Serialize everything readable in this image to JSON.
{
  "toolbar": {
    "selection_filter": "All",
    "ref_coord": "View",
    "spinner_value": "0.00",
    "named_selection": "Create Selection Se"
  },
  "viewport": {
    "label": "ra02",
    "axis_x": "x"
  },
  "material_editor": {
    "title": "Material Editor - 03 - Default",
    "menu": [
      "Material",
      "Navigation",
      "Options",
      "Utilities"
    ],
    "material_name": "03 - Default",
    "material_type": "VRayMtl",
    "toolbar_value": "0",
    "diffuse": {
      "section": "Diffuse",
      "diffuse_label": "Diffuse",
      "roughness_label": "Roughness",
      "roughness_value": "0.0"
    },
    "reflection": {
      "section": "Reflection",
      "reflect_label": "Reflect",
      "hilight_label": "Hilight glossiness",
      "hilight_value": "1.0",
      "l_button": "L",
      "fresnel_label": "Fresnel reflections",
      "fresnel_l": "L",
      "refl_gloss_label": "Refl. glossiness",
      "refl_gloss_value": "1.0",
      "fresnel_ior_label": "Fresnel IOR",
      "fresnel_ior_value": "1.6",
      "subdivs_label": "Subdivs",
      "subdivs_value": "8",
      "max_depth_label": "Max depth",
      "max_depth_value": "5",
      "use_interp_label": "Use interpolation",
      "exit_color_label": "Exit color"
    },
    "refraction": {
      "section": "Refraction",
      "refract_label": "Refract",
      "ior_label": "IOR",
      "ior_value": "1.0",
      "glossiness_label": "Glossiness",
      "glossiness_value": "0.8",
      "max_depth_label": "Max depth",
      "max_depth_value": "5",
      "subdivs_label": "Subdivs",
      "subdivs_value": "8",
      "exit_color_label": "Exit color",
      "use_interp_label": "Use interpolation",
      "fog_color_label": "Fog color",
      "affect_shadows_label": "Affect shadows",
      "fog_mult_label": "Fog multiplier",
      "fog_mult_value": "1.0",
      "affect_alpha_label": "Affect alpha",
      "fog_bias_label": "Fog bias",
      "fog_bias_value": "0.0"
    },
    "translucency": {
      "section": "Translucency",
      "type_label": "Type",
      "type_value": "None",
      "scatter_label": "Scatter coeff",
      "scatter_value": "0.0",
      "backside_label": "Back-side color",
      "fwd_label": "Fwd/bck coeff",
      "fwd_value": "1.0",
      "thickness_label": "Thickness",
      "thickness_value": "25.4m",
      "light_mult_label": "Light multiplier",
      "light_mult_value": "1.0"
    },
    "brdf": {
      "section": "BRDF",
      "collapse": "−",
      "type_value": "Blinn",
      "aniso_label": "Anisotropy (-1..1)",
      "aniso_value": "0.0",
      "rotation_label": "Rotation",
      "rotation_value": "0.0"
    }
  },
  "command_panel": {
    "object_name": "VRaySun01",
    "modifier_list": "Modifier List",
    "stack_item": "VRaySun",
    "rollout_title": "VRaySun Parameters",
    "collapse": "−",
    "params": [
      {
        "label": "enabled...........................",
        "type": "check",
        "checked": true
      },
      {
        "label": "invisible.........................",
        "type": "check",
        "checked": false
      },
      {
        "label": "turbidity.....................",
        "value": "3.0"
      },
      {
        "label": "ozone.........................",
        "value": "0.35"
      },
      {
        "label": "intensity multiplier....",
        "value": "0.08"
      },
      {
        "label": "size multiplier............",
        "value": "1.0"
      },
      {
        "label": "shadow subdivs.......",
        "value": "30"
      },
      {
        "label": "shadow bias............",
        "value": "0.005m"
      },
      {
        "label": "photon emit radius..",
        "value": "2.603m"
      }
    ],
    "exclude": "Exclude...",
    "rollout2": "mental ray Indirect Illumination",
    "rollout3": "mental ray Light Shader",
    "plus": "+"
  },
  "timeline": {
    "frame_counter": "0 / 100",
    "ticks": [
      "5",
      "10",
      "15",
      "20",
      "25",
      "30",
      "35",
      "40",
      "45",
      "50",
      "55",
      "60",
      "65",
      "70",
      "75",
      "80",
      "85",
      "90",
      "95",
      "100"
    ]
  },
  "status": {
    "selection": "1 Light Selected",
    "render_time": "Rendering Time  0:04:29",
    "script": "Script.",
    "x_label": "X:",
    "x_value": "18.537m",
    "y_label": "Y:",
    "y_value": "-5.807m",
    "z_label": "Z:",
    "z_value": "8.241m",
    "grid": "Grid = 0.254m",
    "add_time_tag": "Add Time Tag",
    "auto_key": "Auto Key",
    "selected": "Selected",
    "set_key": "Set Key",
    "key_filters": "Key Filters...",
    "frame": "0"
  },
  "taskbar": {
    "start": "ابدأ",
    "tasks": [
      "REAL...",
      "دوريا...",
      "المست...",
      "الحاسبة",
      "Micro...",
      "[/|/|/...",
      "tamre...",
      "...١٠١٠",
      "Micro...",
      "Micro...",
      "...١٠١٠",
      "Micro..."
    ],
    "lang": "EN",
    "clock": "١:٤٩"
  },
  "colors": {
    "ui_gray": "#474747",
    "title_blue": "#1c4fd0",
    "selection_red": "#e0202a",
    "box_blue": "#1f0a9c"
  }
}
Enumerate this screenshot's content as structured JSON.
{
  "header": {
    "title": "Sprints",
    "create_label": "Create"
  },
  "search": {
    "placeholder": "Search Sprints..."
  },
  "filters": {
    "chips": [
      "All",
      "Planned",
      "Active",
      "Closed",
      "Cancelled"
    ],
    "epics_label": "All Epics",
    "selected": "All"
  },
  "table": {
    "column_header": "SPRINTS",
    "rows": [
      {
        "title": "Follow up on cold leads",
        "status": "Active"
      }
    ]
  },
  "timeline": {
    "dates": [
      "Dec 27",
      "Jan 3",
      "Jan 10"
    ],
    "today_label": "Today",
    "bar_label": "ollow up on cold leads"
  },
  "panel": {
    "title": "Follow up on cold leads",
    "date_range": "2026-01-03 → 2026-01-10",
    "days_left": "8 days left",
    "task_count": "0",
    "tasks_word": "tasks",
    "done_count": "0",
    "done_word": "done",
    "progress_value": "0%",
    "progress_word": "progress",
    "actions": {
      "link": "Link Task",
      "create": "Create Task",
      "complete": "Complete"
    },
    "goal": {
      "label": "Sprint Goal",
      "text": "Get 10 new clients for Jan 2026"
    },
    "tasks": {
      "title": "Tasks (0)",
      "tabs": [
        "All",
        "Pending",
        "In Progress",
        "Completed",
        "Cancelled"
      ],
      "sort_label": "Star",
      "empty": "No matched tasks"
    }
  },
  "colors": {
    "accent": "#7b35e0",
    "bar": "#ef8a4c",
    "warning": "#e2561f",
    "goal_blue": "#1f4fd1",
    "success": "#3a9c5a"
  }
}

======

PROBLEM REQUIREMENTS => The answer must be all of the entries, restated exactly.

WRITTEN RESPONSE =>
Serialize everything readable in this image to JSON.
{
  "toolbar": {
    "selection_filter": "All",
    "ref_coord": "View",
    "spinner_value": "0.00",
    "named_selection": "Create Selection Se"
  },
  "viewport": {
    "label": "ra02",
    "axis_x": "x"
  },
  "material_editor": {
    "title": "Material Editor - 03 - Default",
    "menu": [
      "Material",
      "Navigation",
      "Options",
      "Utilities"
    ],
    "material_name": "03 - Default",
    "material_type": "VRayMtl",
    "toolbar_value": "0",
    "diffuse": {
      "section": "Diffuse",
      "diffuse_label": "Diffuse",
      "roughness_label": "Roughness",
      "roughness_value": "0.0"
    },
    "reflection": {
      "section": "Reflection",
      "reflect_label": "Reflect",
      "hilight_label": "Hilight glossiness",
      "hilight_value": "1.0",
      "l_button": "L",
      "fresnel_label": "Fresnel reflections",
      "fresnel_l": "L",
      "refl_gloss_label": "Refl. glossiness",
      "refl_gloss_value": "1.0",
      "fresnel_ior_label": "Fresnel IOR",
      "fresnel_ior_value": "1.6",
      "subdivs_label": "Subdivs",
      "subdivs_value": "8",
      "max_depth_label": "Max depth",
      "max_depth_value": "5",
      "use_interp_label": "Use interpolation",
      "exit_color_label": "Exit color"
    },
    "refraction": {
      "section": "Refraction",
      "refract_label": "Refract",
      "ior_label": "IOR",
      "ior_value": "1.0",
      "glossiness_label": "Glossiness",
      "glossiness_value": "0.8",
      "max_depth_label": "Max depth",
      "max_depth_value": "5",
      "subdivs_label": "Subdivs",
      "subdivs_value": "8",
      "exit_color_label": "Exit color",
      "use_interp_label": "Use interpolation",
      "fog_color_label": "Fog color",
      "affect_shadows_label": "Affect shadows",
      "fog_mult_label": "Fog multiplier",
      "fog_mult_value": "1.0",
      "affect_alpha_label": "Affect alpha",
      "fog_bias_label": "Fog bias",
      "fog_bias_value": "0.0"
    },
    "translucency": {
      "section": "Translucency",
      "type_label": "Type",
      "type_value": "None",
      "scatter_label": "Scatter coeff",
      "scatter_value": "0.0",
      "backside_label": "Back-side color",
      "fwd_label": "Fwd/bck coeff",
      "fwd_value": "1.0",
      "thickness_label": "Thickness",
      "thickness_value": "25.4m",
      "light_mult_label": "Light multiplier",
      "light_mult_value": "1.0"
    },
    "brdf": {
      "section": "BRDF",
      "collapse": "−",
      "type_value": "Blinn",
      "aniso_label": "Anisotropy (-1..1)",
      "aniso_value": "0.0",
      "rotation_label": "Rotation",
      "rotation_value": "0.0"
    }
  },
  "command_panel": {
    "object_name": "VRaySun01",
    "modifier_list": "Modifier List",
    "stack_item": "VRaySun",
    "rollout_title": "VRaySun Parameters",
    "collapse": "−",
    "params": [
      {
        "label": "enabled...........................",
        "type": "check",
        "checked": true
      },
      {
        "label": "invisible.........................",
        "type": "check",
        "checked": false
      },
      {
        "label": "turbidity.....................",
        "value": "3.0"
      },
      {
        "label": "ozone.........................",
        "value": "0.35"
      },
      {
        "label": "intensity multiplier....",
        "value": "0.08"
      },
      {
        "label": "size multiplier............",
        "value": "1.0"
      },
      {
        "label": "shadow subdivs.......",
        "value": "30"
      },
      {
        "label": "shadow bias............",
        "value": "0.005m"
      },
      {
        "label": "photon emit radius..",
        "value": "2.603m"
      }
    ],
    "exclude": "Exclude...",
    "rollout2": "mental ray Indirect Illumination",
    "rollout3": "mental ray Light Shader",
    "plus": "+"
  },
  "timeline": {
    "frame_counter": "0 / 100",
    "ticks": [
      "5",
      "10",
      "15",
      "20",
      "25",
      "30",
      "35",
      "40",
      "45",
      "50",
      "55",
      "60",
      "65",
      "70",
      "75",
      "80",
      "85",
      "90",
      "95",
      "100"
    ]
  },
  "status": {
    "selection": "1 Light Selected",
    "render_time": "Rendering Time  0:04:29",
    "script": "Script.",
    "x_label": "X:",
    "x_value": "18.537m",
    "y_label": "Y:",
    "y_value": "-5.807m",
    "z_label": "Z:",
    "z_value": "8.241m",
    "grid": "Grid = 0.254m",
    "add_time_tag": "Add Time Tag",
    "auto_key": "Auto Key",
    "selected": "Selected",
    "set_key": "Set Key",
    "key_filters": "Key Filters...",
    "frame": "0"
  },
  "taskbar": {
    "start": "ابدأ",
    "tasks": [
      "REAL...",
      "دوريا...",
      "المست...",
      "الحاسبة",
      "Micro...",
      "[/|/|/...",
      "tamre...",
      "...١٠١٠",
      "Micro...",
      "Micro...",
      "...١٠١٠",
      "Micro..."
    ],
    "lang": "EN",
    "clock": "١:٤٩"
  },
  "colors": {
    "ui_gray": "#474747",
    "title_blue": "#1c4fd0",
    "selection_red": "#e0202a",
    "box_blue": "#1f0a9c"
  }
}
Enumerate this screenshot's content as structured JSON.
{
  "header": {
    "title": "Sprints",
    "create_label": "Create"
  },
  "search": {
    "placeholder": "Search Sprints..."
  },
  "filters": {
    "chips": [
      "All",
      "Planned",
      "Active",
      "Closed",
      "Cancelled"
    ],
    "epics_label": "All Epics",
    "selected": "All"
  },
  "table": {
    "column_header": "SPRINTS",
    "rows": [
      {
        "title": "Follow up on cold leads",
        "status": "Active"
      }
    ]
  },
  "timeline": {
    "dates": [
      "Dec 27",
      "Jan 3",
      "Jan 10"
    ],
    "today_label": "Today",
    "bar_label": "ollow up on cold leads"
  },
  "panel": {
    "title": "Follow up on cold leads",
    "date_range": "2026-01-03 → 2026-01-10",
    "days_left": "8 days left",
    "task_count": "0",
    "tasks_word": "tasks",
    "done_count": "0",
    "done_word": "done",
    "progress_value": "0%",
    "progress_word": "progress",
    "actions": {
      "link": "Link Task",
      "create": "Create Task",
      "complete": "Complete"
    },
    "goal": {
      "label": "Sprint Goal",
      "text": "Get 10 new clients for Jan 2026"
    },
    "tasks": {
      "title": "Tasks (0)",
      "tabs": [
        "All",
        "Pending",
        "In Progress",
        "Completed",
        "Cancelled"
      ],
      "sort_label": "Star",
      "empty": "No matched tasks"
    }
  },
  "colors": {
    "accent": "#7b35e0",
    "bar": "#ef8a4c",
    "warning": "#e2561f",
    "goal_blue": "#1f4fd1",
    "success": "#3a9c5a"
  }
}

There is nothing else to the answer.